  35. Morgan, D. L. (1988) Focus Groups as Qualitative Research, Sage Publications, Newbury Park, CA.Google Scholar
  36. Nielsen, J. (1997) The use and misuse of focus groups, IEEE Software 14 (1), pp. 94–95.CrossRefGoogle Scholar
  37. Shankaranarayan, G., M. Ziad, and R. Y. Wang (2003) Managing data quality in dynamic decision environments: an information product approach, Journal of Database Management 14 (4), pp. 14–32.CrossRefGoogle Scholar
  38. Smith, H. J., S. J. Milberg, and S. J. Burke (1996) Information privacy: measuring individuals’ concerns about organizational practices, MIS Quarterly 20 (2), p. 167.CrossRefGoogle Scholar
  39. Stewart, D. W., P. N. Shamdasani, and D. W. Rook (2007) Focus Groups: Theory and Practice, 2nd edn., vol. 20, Sage Publications, Newbury Park, CA.Google Scholar
  40. Torkzadeh, G., J. C.-J. Chang, and G. W. Hansen (2006) Identifying issues in customer relationship management at Merck-Medco, Decision Support Systems 42 (2), p. 1116.CrossRefGoogle Scholar
  41. Tremblay, M. C., R. Fuller, D. Berndt, and J. Studnicki (2007) Doing more with more information: changing healthcare planning with OLAP tools, Decision Support Systems 43 (4), pp. 1305–1320.CrossRefGoogle Scholar
  42. U.S. Congress (1995) Bringing Health Care Online: The Role of Information Technologies, Office of Technology Assessment, U.S. Government Printing Office, Washington, DC.Google Scholar
  43. Venable, J. R. (2006) The role of theory and theorizing in design science research, in DESRIST Conference, Claremont, CA, 2006.Google Scholar
  44. Wang, R. Y. and D. M. Strong (1996) Beyond accuracy: what data quality means to data consumers, Journal of Management Information Systems 12 (4), pp. 5–34.Google Scholar
  45. Wellner, A. S. (2003) The new science of focus groups, American Demographics 25 (2), p. 29.Google Scholar
  46. Xia, W. and G. Lee (2005) Complexity of information systems development projects: conceptualization and measurement development, Journal of Management Information Systems 22 (1), p. 45.CrossRefGoogle Scholar

Copyright information

© Springer-Verlag US 2010

Authors and Affiliations
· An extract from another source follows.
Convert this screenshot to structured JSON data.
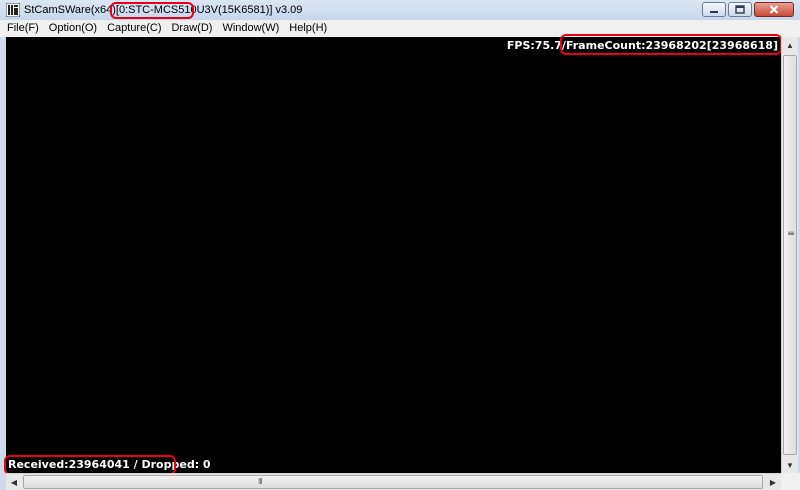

  • Monica Chiarini Tremblay
    • 1
  • Alan R. Hevner
    • 2
  • Donald J. Berndt
    • 3
  1. 1.Florida International UniversityMiamiUSA
  2. 2.College of BusinessUniversity of South FloridaTampaUSA
  3. 3.College of Business at the University of South FloridaTampaUSA

Personalised recommendations